MELBOURNE: A vintage Venus Williams powered past Anastasia Pavlyuchenkova and into her third Australian Open semi-final Tuesday, becoming the oldest woman to make a Grand Slam last four in 23 years.
The 36-year-old overcame the Russian 6-4, 7-6 (7/3) and will play either fellow American Coco Vandeweghe or French Open champion Garbine Muguruza for a place in the final.
Her achievement makes her the oldest woman to reach a Grand Slam semi since a 37-year-old Martina Navratilova at Wimbledon in 1994.
It is a remarkable feat for Williams, who made her professional debut in 1994 and is enjoying a late-career renaissance following a battle with a rare autoimmune disorder.
She made the same round at Wimbledon last year but had not got this far at Melbourne Park since 2003, when she beat Justine Henin only to lose to sister Serena in the final.

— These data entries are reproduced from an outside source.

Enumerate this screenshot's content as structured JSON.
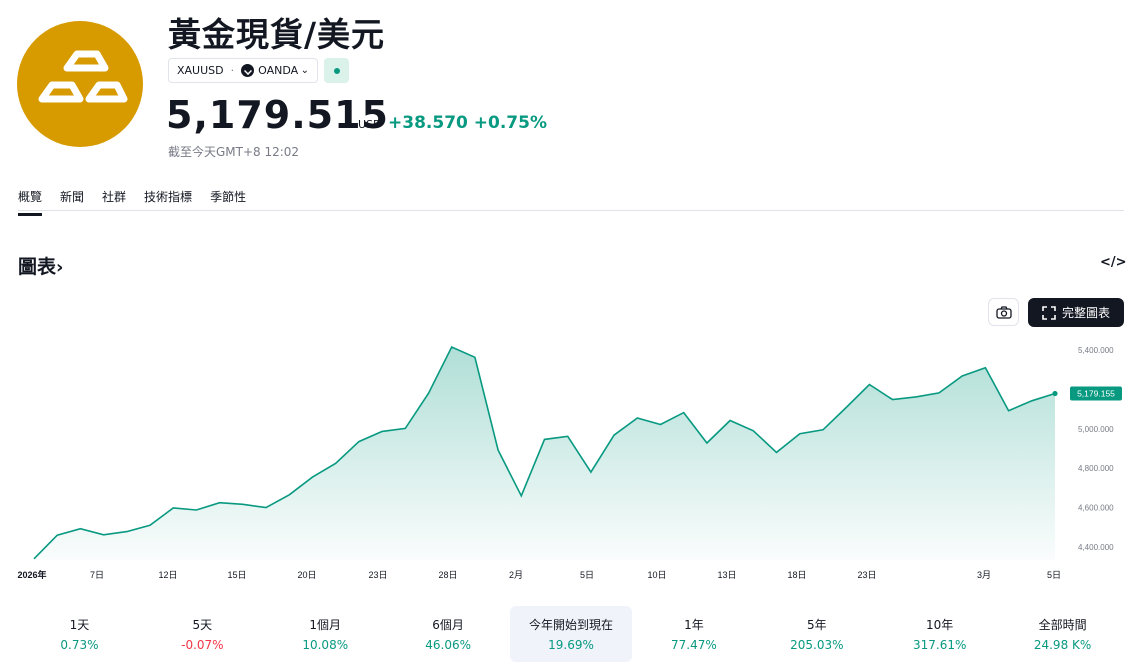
{
  "header": {
    "title": "黃金現貨/美元",
    "symbol": "XAUUSD",
    "separator": "·",
    "exchange": "OANDA",
    "price": "5,179.515",
    "currency": "USD",
    "change": "+38.570 +0.75%",
    "as_of": "截至今天GMT+8 12:02"
  },
  "tabs": [
    {
      "label": "概覽",
      "active": true
    },
    {
      "label": "新聞"
    },
    {
      "label": "社群"
    },
    {
      "label": "技術指標"
    },
    {
      "label": "季節性"
    }
  ],
  "chart_section": {
    "title": "圖表",
    "arrow": "›",
    "embed_icon": "</>",
    "fullscreen_label": "完整圖表",
    "camera_icon": "camera-icon"
  },
  "chart_data": {
    "type": "area",
    "x_tick_labels": [
      "2026年",
      "7日",
      "12日",
      "15日",
      "20日",
      "23日",
      "28日",
      "2月",
      "5日",
      "10日",
      "13日",
      "18日",
      "23日",
      "3月",
      "5日"
    ],
    "y_tick_labels": [
      "5,400.000",
      "5,000.000",
      "4,800.000",
      "4,600.000",
      "4,400.000"
    ],
    "ylim": [
      4400,
      5400
    ],
    "last_price_label": "5,179.155",
    "values": [
      4340,
      4460,
      4493,
      4462,
      4478,
      4510,
      4598,
      4588,
      4625,
      4617,
      4600,
      4665,
      4755,
      4825,
      4935,
      4987,
      5002,
      5180,
      5415,
      5363,
      4892,
      4660,
      4946,
      4962,
      4780,
      4968,
      5055,
      5022,
      5082,
      4928,
      5042,
      4990,
      4880,
      4975,
      4995,
      5108,
      5225,
      5148,
      5162,
      5182,
      5268,
      5310,
      5092,
      5142,
      5179
    ]
  },
  "colors": {
    "accent": "#089981",
    "negative": "#f23645",
    "logo": "#d79b00",
    "dark": "#131722"
  },
  "periods": [
    {
      "label": "1天",
      "value": "0.73%",
      "sign": "pos"
    },
    {
      "label": "5天",
      "value": "-0.07%",
      "sign": "neg"
    },
    {
      "label": "1個月",
      "value": "10.08%",
      "sign": "pos"
    },
    {
      "label": "6個月",
      "value": "46.06%",
      "sign": "pos"
    },
    {
      "label": "今年開始到現在",
      "value": "19.69%",
      "sign": "pos",
      "active": true
    },
    {
      "label": "1年",
      "value": "77.47%",
      "sign": "pos"
    },
    {
      "label": "5年",
      "value": "205.03%",
      "sign": "pos"
    },
    {
      "label": "10年",
      "value": "317.61%",
      "sign": "pos"
    },
    {
      "label": "全部時間",
      "value": "24.98 K%",
      "sign": "pos"
    }
  ]
}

Henin is long retired but Serena is still going strong and plays her quarter-final, against Johanna Konta, on Wednesday, with an all-Williams title match still on the cards.
Venus Williams also made the last four at Melbourne in 2001, losing to then world number one Martina Hingis, another veteran who is playing in doubles at this year’s Australian Open.
“I’m so excited, she never let up. We have always had these quality matches. I’m not happy just with this but so happy I can go further,” she said.
“To be here is like, ‘Oh my God!'”
The seven-time Grand Slam champion is yet to drop a set. She has benefited from a favourable draw, playing two qualifiers and China’s fifth ranked player Duan Yingying.
But Pavlyuchenkova, seeded 24, was a different matter, having beaten Elina Svitolina, seeded 11, and Svetlana Kuznetsova, the eighth seed, on her way to the quarter-finals.
Competing at Grand Slams for a decade without managing to step beyond the last eight, the Russian had been confident she could take the next step.
– In the zone –
Two netted forehands gave her a break point on Williams’ opening serve as the match got underway, but she couldn’t convert and it went with serve.
But 13th seed Williams gave her another chance in game three and this time she grabbed it with an untouchable crosscourt backhand.
Pavlyuchenkova, with her right shoulder strapped, failed to make the most of her edge and a double fault allowed Williams to haul herself level again.
It was short-lived as Williams struggled to find the mark on first serve and Pavlyuchenkova jumped on the second, with a netted forehand from the veteran again giving a break away.
Neither player was serving well but Williams began to assert herself, pushing Pavlyuchenkova around the court to create opportunities. She broke back for 4-4 with a volley after a high lunging forehand from the Russian.
Williams was starting to get in the zone, hitting some amazing winners, including an unstoppable backhand down the line to secure the set by breaking again to love.
The American held serve in the opening game of the second set to immediately put the pressure on and kept hammering away in an 11-minute second game, which Pavyluchenkova finally won after eight deuces.
A wild backhand in the next game handed momentum to the Russian, who broke for a 2-1 lead, but after a seesawing Williams broke straight back.
Another break each and it was 6-6 and into a tiebreak where Williams used her big-match experience to prevail, with Pavlyuchenkova succumbing on a double fault.